|Plant life on a root-ball hummock.|
In traversing the bog, there are moments when spruce and fir press in from all sides in total embrace, and moments when, upon entering a glade of leatherleaf bushes, an experience of boundless delight. All in the spruce bog exists in a constant state of gradual transformation. While it takes a trained eye to notice it, things have changed here since a year ago, a decade ago, and a century ago; in some spots only a little, in others, significantly. This year's leatherleaf glade can be changed into a stand of tall spruces over the course of a decade, and vice versa. In experiencing the bog's confining embrace and wide open freedom I am reminded that I too exist in a constant state of gradual transformation thanks to the Source of Divine Creativity who is at work in the spruce bog and in my own heart and mind as well.
Transformation does not happen in isolation. Transformation happens in community. The spruce bog at the Algerine Swamp is a space within which I experience a profound sense of community every time I visit. These root-ball hummocks aren't just interesting to look at, they are biological structures that host an amazing variety of ecologically stratified habitat zones through which space is nurtured for an incredible diversity of wild neighbors!

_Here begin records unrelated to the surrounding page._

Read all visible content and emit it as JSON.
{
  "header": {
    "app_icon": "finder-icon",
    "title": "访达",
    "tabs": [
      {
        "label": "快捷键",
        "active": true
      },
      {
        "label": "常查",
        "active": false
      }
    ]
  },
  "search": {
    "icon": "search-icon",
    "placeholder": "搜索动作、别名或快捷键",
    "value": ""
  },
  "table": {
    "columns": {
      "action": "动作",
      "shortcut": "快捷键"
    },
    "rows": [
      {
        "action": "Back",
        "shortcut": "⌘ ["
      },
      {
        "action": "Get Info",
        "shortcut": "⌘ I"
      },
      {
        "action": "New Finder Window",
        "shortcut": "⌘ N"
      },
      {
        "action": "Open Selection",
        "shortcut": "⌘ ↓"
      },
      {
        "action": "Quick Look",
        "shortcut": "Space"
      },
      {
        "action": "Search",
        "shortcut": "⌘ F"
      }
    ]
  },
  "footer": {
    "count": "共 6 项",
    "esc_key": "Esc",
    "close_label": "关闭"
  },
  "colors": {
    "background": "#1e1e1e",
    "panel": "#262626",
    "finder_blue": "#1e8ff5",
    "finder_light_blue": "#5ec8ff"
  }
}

|One of many root-ball hummocks in the bog.|
Sphagnum moss is a foundational component to the bog both biologically and physiologically. Sphagnum is present throughout the water column (I'm not sure how deep!) and climbing up the sides of hummocks up to about 7 or 8 inches above the water level. Creeping snowberry and bunchberry plants do best 6 inches to a foot above the water level. Conifers that look the healthiest are growing atop hummocks raised a foot or more above the water level. Trees growing closer to the waterline tend to be leaners.
Another variable to consider is light penetration. The coniferous trees that fill the bog reduce light penetration where they are present. Lichens thrive on bark and branches of trees, especially snags. Bazzania trilobata liverwort and mosses other than sphagnum do best a foot or more above the waterline in at least partial shade. Bog bilberry and leatherleaf bushes are prevalent where full sun is allowed to penetrate any spots that are ever so slightly raised above the water line.
Whether on sphagnum, fallen log, or root-ball hummock, no available space is left unoccupied at the spruce bog! In fact, this is why there are no well-established trails in the bog; a single step cannot be taken that avoids contact with some diverse community of living organisms!
The spruce bog at the Algerine Swamp Natural Area is a truly beautiful place. There is much to be appreciated here, even by looking on from the edge of the bog, where thick balsam fir or hemlock swamp gives way to root-ball hummocks, as long as one is willing to put up with the biting insects, or perhaps even to see the flies and mosquitoes as vital members of the spruce bog community.
|Nashville warbler (photo not taken at Algerine Swamp)|
|Bay-breasted warbler (photo not taken at Algerine Swamp)|
In a month's time it will be interesting to see what orchids and other flowering plants are in bloom, and to find out if the bay-breasted and Nashville warblers chose to stick around, or if this was merely one stop among many via their annual northward journey.
If you should choose to visit this place, make sure you have a map and a compass, and that you tread lightly with each step so as to do no harm to one of the most ecologically significant living treasures in the Tiadaghton State Forest.
|Looking into one of many dense clusters of conifers in the bog.|
|One of the more open areas with abundant leatherleaf shrubs.|